“I thought I should really see a way to incorporate it into my profession,” he says.
“There was an annual meeting of the cereal chemists group and the food chemists group and I said to a colleague, ‘You know what? I’m going to do a performance and call it, Before Food Science, People Did Eat.’”
In that, he lamented the ever-changing dietary requirements put forth by nutritionists. Next came a riff in the style of Shakespeare: The Omelet Soliloquy: To Eat or Not to Eat.
Eskin’s latest rap, on fat-soluble vitamins, as requested by the university, is in production and will be posted in April.
“When I was given the Order of Canada, they mentioned my raps, and (the Governor General’s) wife insisted that I perform one at the evening event,” he says.
“She said I could only do one number… I really should have done a couple,” he says.
In 1985, Eskin, along with other Winnipeg cantors, participated in a concert that had been recorded live, on tape, from the audience. With his wife’s encouragement, he worked to have the tape converted to CD and Songs of Our People: a Celebration of Winnipeg Cantors in Concert was made available to be preserved and shared among the community.
The Passover Rap (Pesach Rap) came about after he had written some songs for children for a CD called Mostly Genesis with a Little Exodus — he needed one more number. He brought it to Shalom House Residence, where he volunteered with youngsters with challenges.
“I would have a picture of Pharoah and a picture of Moses, and I would get one kid to come out and hold that, and I tested it out there and it went very well,” he says.
The children’s CD (which also has a teacher’s guide) and the videos were recorded with musical assists from his sons Ezra and Josh.
Life lessons, satisfactions and family
Since being “unofficially retired,” Eskin has published five books and continues to research and teach.
“I’m 77 and I still get excited when I see my papers published. I just had my 15th book published: Advances in Food and Nutrition Research: New Research and Developments of Water-Soluble Vitamins,” he says.
That was last week.
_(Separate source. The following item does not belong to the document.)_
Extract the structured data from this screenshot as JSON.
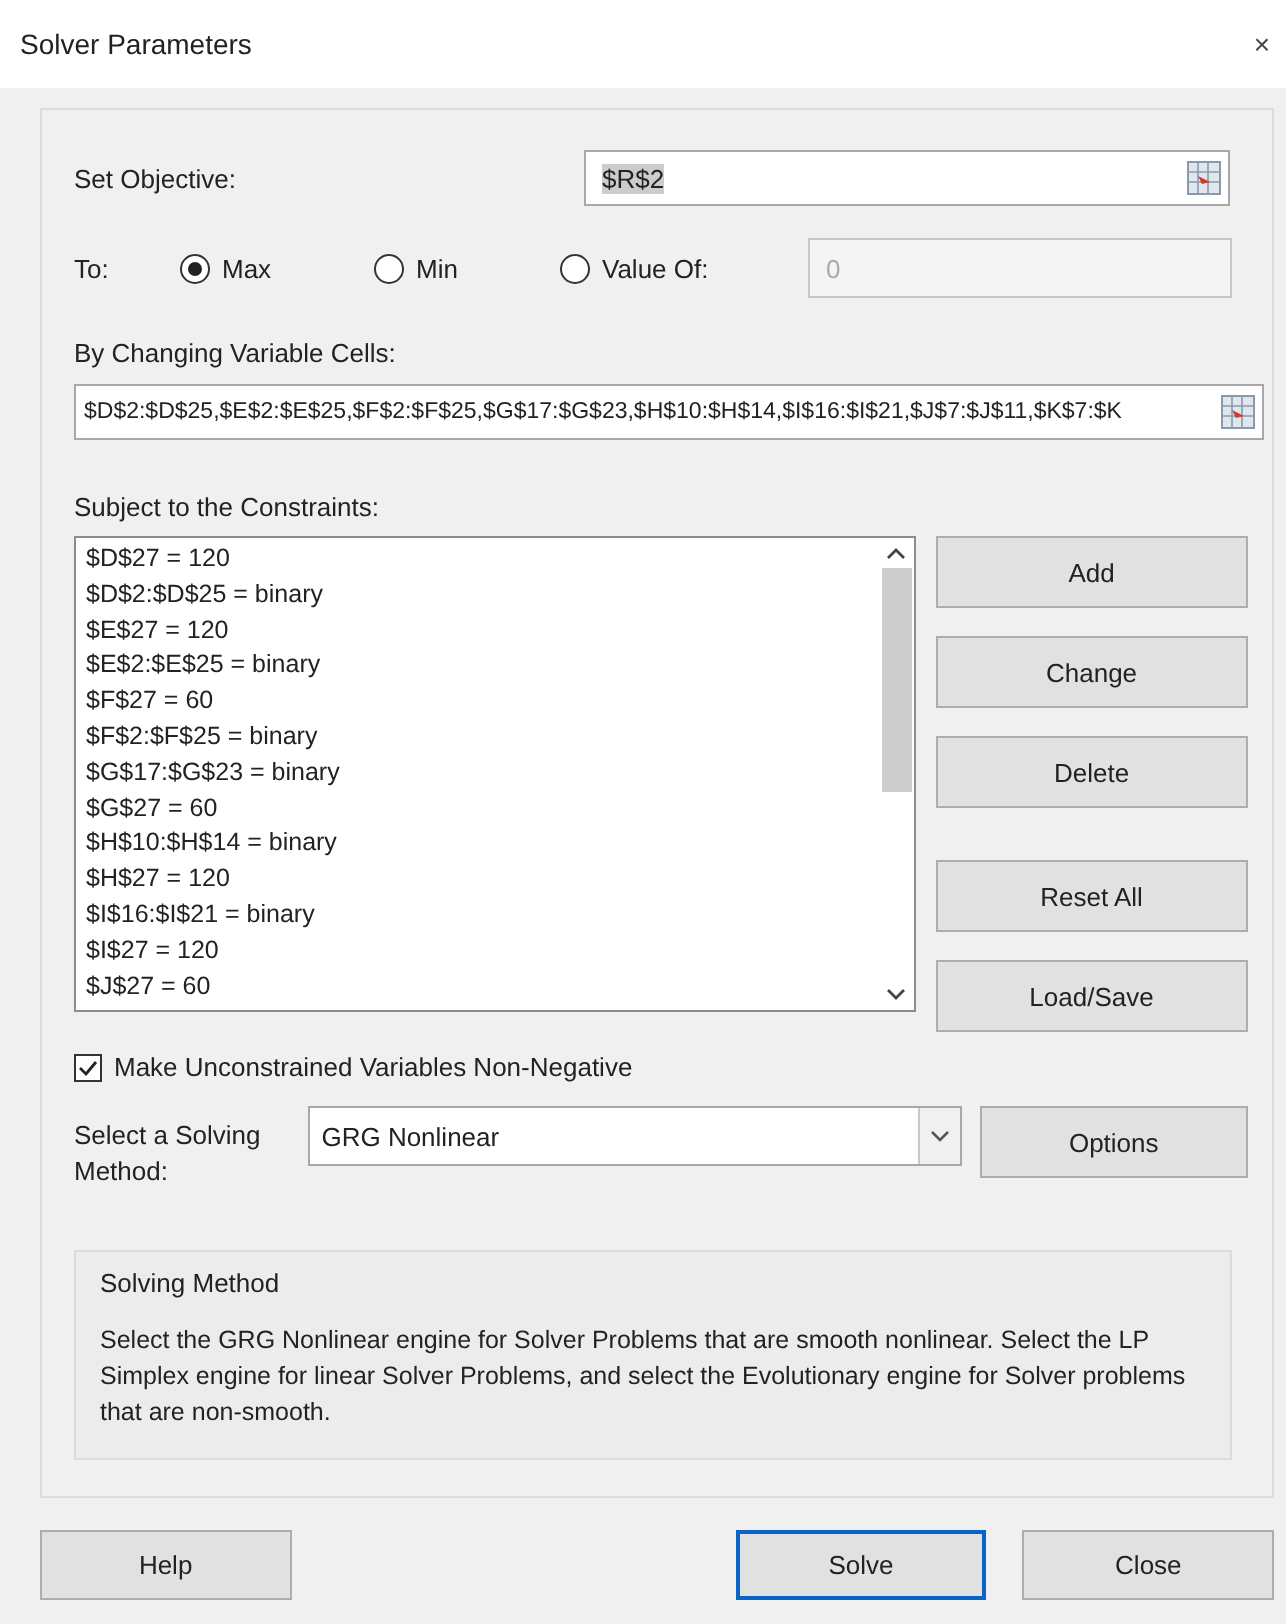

“I received my Order of Canada at the age of 75, and I’ve got a fairly prestigious award coming up in Minneapolis, from the AOCS this spring.
“I sometimes wonder if I’d retired at 65, if anything of these things would have happened.”
Eskin counts himself fortunate in his work.
“The university has provided me with tremendous opportunities. I’m never short of ideas, (but) sometimes short of funds,” he says.
“Whenever I see a colleague, the likelihood is that I’ll get them to do a book with me, so I have a few that are in the back of my mind… one of them is actually overdue, but that will take at least another year or so.”
He’s had a long list of good workmates.
“I’ve had very wonderful colleagues, my supervisor, a woman called Sybil James — just an incredible woman.
“Then I have Marion Vaisey-Genser, with whom I’ve worked many years; and another wonderful colleague, Dr. Miyoung Suh.
“We’ve worked together for many years and she always teases me — I remember when I interviewed her for the position, I couldn’t quite remember her name and she looked at me and said, ‘Me, young. You, old.’
“And, in spite of that, she got the position,” he says, laughing.
He says priorities matter and that some things are essential.
“My mother was wonderful, my wife is wonderful,” he says.
“Family is No. 1: be happy in your family and be happy in your work for as long as you have good health — because without good health, nothing is possible — and you have to be truthful, honest. “
He says that even with life’s difficult moments, there is a mixture of happiness, contentment and satisfaction.
“I would like to leave an imprint,” Eskin says.
“We’re all passing through in this universe and I would like to leave an imprint — that I did have a journey on this planet — and that it wasn’t totally forgettable.”
Updated on Tuesday, March 27, 2018 10:30 AM CDT: Corrects spelling of name, reference to Order of Canada event.